Spiny Lobster: A highly valuable Caribbean fisheries resource

Experts from around the Caribbean agreed on a landmark set of principles meant to manage and conserve the Spiny Lobster resource during the First Meeting of the OSPESCA/WECAFC/CRFM/CFMC Working Group on Spiny Lobster, held from 21 – 23 October 2014 in the City of Panama.  This agreement represents the hard work of over 40 key stakeholders from 15 members[1] of FAO’s Western Central Atlantic Fishery Commission (WECAFC)  to develop a shared vision on the management of  lobster at a regional level.

FAO estimates that the lobster resource in the Wider Caribbean Region contributes annually some USD 500 million in export earnings to the Caribbean economies. The total volume of spiny lobster catches in the Caribbean region is estimated at around 28 000 tonnes annually, but this figure may be an underestimation as considerable lobster landings for domestic consumption are not recorded. In several countries the resource undergoes heavy exploitation, and while national management measures are in place in many countries, a more coherent and coordinated regional approach under the aegis of WECAFC is required.

The experts validated and agreed on advice generated and adopted at the sub-regional levels of the Caribbean Regional Fisheries Mechanism (CRFM) and the Fisheries and Aquaculture Organization for the Central American Isthmus (OSPESCA), including stock assessment methodologies, the OSPESCA Regulation OSP -02-09 and the draft MASPLESCA Plan. The latter was prepared with support from the Caribbean Large Marine Ecosystem (CLME) project.  The measures proposed to the political level of WECAFC by the Working Group are inter alia a closed season for lobster fisheries, establish a maximum number of lobster traps, ensure that each trap used contains an escape possibility for juvenile lobsters and a bio-degradable panel that opens when a trap is lost and prohibition of catch, storage and sale of lobster in its reproductive and molt phases.
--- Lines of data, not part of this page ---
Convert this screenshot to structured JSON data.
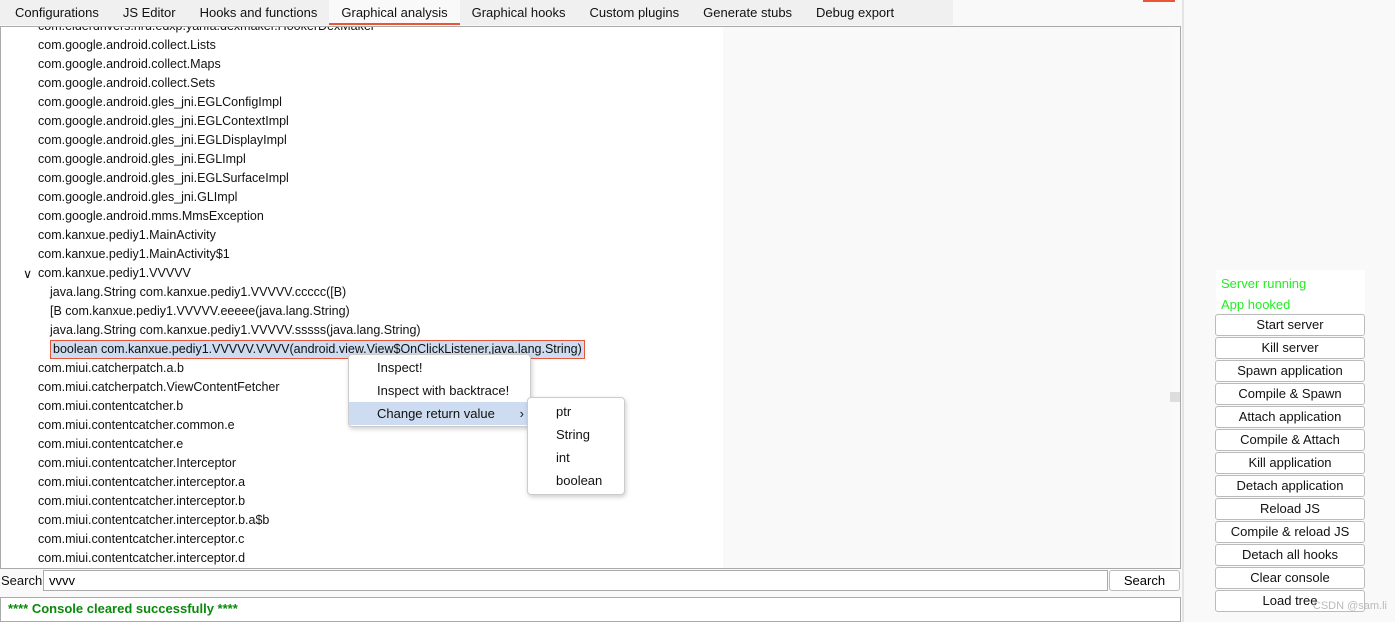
{
  "tabs": [
    "Configurations",
    "JS Editor",
    "Hooks and functions",
    "Graphical analysis",
    "Graphical hooks",
    "Custom plugins",
    "Generate stubs",
    "Debug export"
  ],
  "active_tab": "Graphical analysis",
  "tree": [
    {
      "text": "com.elderdrivers.riru.edxp.yahfa.dexmaker.HookerDexMaker",
      "level": 0
    },
    {
      "text": "com.google.android.collect.Lists",
      "level": 0
    },
    {
      "text": "com.google.android.collect.Maps",
      "level": 0
    },
    {
      "text": "com.google.android.collect.Sets",
      "level": 0
    },
    {
      "text": "com.google.android.gles_jni.EGLConfigImpl",
      "level": 0
    },
    {
      "text": "com.google.android.gles_jni.EGLContextImpl",
      "level": 0
    },
    {
      "text": "com.google.android.gles_jni.EGLDisplayImpl",
      "level": 0
    },
    {
      "text": "com.google.android.gles_jni.EGLImpl",
      "level": 0
    },
    {
      "text": "com.google.android.gles_jni.EGLSurfaceImpl",
      "level": 0
    },
    {
      "text": "com.google.android.gles_jni.GLImpl",
      "level": 0
    },
    {
      "text": "com.google.android.mms.MmsException",
      "level": 0
    },
    {
      "text": "com.kanxue.pediy1.MainActivity",
      "level": 0
    },
    {
      "text": "com.kanxue.pediy1.MainActivity$1",
      "level": 0
    },
    {
      "text": "com.kanxue.pediy1.VVVVV",
      "level": 0,
      "expanded": true
    },
    {
      "text": "java.lang.String com.kanxue.pediy1.VVVVV.ccccc([B)",
      "level": 1
    },
    {
      "text": "[B com.kanxue.pediy1.VVVVV.eeeee(java.lang.String)",
      "level": 1
    },
    {
      "text": "java.lang.String com.kanxue.pediy1.VVVVV.sssss(java.lang.String)",
      "level": 1
    },
    {
      "text": "boolean com.kanxue.pediy1.VVVVV.VVVV(android.view.View$OnClickListener,java.lang.String)",
      "level": 1,
      "selected": true
    },
    {
      "text": "com.miui.catcherpatch.a.b",
      "level": 0
    },
    {
      "text": "com.miui.catcherpatch.ViewContentFetcher",
      "level": 0
    },
    {
      "text": "com.miui.contentcatcher.b",
      "level": 0
    },
    {
      "text": "com.miui.contentcatcher.common.e",
      "level": 0
    },
    {
      "text": "com.miui.contentcatcher.e",
      "level": 0
    },
    {
      "text": "com.miui.contentcatcher.Interceptor",
      "level": 0
    },
    {
      "text": "com.miui.contentcatcher.interceptor.a",
      "level": 0
    },
    {
      "text": "com.miui.contentcatcher.interceptor.b",
      "level": 0
    },
    {
      "text": "com.miui.contentcatcher.interceptor.b.a$b",
      "level": 0
    },
    {
      "text": "com.miui.contentcatcher.interceptor.c",
      "level": 0
    },
    {
      "text": "com.miui.contentcatcher.interceptor.d",
      "level": 0
    }
  ],
  "context_menu": {
    "items": [
      "Inspect!",
      "Inspect with backtrace!",
      "Change return value"
    ],
    "submenu": [
      "ptr",
      "String",
      "int",
      "boolean"
    ]
  },
  "search": {
    "label": "Search:",
    "value": "vvvv",
    "button": "Search"
  },
  "console": {
    "text": "**** Console cleared successfully ****"
  },
  "status": {
    "server": "Server running",
    "app": "App hooked",
    "color": "#22ee22"
  },
  "buttons": [
    "Start server",
    "Kill server",
    "Spawn application",
    "Compile & Spawn",
    "Attach application",
    "Compile & Attach",
    "Kill application",
    "Detach application",
    "Reload JS",
    "Compile & reload JS",
    "Detach all hooks",
    "Clear console",
    "Load tree"
  ],
  "watermark": "CSDN @sam.li"
}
Experts also discussed steps for the sharing of scientific data and information in order to enhance regional scientific cooperation.

“This is the first meeting of the newly created joint working group, and I have to say that the results of the meeting are beyond our expectations, said Raymon Van Anrooy, Secretary of the Western Central Atlantic Fisheries Commission (WECAFC) – “Expert findings presented were of high level  and everybody showed an incredible level of attention and interest, we have clearly seen that  stakeholders in the region are sharing the same concerns and vision, from fishers to governments. There is a genuine and widespread interest in ensuring a sustainable future for the lobster fisheries in the region”.

This information is mainly for Saba and St. Eustatius, where there is much fishing for lobsters. Bonaire already meets the proposed measures and moreover the amount around of lobsters around the island declined in such a wasy that commercial fishing is no longer possible.



More information about the meeting can be obtained from the WECAFC Secretariat atWECAFC-Secretariat@fao.org



[1] The meeting brought together participants from Anguilla, Antigua and Barbuda, Bahamas, Belize, Brazil, Caribbean Netherlands, Cuba, Dominican Republic, France, Haiti, Honduras, Mexico, Nicaragua, Panama, and the United States of America, including fisheries authorities, fishers organizations, NGOs and lobster researchers.